[Records excerpted from a collection]
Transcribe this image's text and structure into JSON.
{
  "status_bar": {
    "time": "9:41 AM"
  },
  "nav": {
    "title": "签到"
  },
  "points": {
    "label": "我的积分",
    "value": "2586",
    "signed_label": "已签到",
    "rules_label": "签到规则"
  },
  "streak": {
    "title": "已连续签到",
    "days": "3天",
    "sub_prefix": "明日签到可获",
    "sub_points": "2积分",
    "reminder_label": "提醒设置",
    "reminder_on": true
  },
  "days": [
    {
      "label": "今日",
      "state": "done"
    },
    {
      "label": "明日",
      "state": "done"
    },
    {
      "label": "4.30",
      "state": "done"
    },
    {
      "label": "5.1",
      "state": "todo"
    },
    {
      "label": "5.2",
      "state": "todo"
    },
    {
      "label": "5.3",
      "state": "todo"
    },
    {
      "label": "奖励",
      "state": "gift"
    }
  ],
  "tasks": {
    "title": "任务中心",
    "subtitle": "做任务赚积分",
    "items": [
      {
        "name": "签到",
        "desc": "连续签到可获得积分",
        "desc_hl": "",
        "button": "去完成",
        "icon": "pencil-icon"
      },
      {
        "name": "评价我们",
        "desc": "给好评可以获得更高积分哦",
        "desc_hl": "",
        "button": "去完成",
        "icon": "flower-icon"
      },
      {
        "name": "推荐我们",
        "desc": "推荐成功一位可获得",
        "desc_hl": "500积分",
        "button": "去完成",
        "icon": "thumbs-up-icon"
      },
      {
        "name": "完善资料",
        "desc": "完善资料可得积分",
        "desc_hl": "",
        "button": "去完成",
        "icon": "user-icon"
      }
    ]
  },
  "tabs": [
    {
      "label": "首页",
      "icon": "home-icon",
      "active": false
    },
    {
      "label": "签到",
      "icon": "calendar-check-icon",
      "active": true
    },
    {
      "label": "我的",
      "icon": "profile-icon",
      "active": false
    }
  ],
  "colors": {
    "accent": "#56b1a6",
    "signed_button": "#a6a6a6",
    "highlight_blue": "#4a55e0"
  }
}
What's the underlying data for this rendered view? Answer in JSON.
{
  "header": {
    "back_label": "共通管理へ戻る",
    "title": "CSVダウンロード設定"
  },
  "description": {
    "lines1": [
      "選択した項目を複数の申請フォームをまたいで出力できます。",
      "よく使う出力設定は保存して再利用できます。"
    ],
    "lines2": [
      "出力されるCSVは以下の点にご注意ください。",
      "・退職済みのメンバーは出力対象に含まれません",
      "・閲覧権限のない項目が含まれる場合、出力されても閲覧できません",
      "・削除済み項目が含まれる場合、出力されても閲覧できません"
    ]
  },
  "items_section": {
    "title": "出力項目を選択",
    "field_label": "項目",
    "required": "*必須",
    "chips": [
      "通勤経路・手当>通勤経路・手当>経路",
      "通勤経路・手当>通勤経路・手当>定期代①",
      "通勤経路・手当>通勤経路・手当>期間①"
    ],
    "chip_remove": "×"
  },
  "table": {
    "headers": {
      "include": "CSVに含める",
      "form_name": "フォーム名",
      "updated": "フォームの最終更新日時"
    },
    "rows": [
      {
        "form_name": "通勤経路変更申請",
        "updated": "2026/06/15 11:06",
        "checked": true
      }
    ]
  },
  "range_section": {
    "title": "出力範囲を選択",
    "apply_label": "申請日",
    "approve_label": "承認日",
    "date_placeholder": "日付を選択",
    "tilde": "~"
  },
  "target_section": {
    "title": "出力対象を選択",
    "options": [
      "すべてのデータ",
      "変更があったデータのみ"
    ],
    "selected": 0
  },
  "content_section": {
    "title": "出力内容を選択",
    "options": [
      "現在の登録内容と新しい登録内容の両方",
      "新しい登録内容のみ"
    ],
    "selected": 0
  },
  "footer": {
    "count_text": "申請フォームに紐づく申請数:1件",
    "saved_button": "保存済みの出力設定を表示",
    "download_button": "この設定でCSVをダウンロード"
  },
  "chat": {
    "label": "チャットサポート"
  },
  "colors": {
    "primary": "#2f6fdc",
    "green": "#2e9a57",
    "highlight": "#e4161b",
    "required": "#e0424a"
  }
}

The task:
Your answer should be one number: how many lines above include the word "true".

Expected answer:
3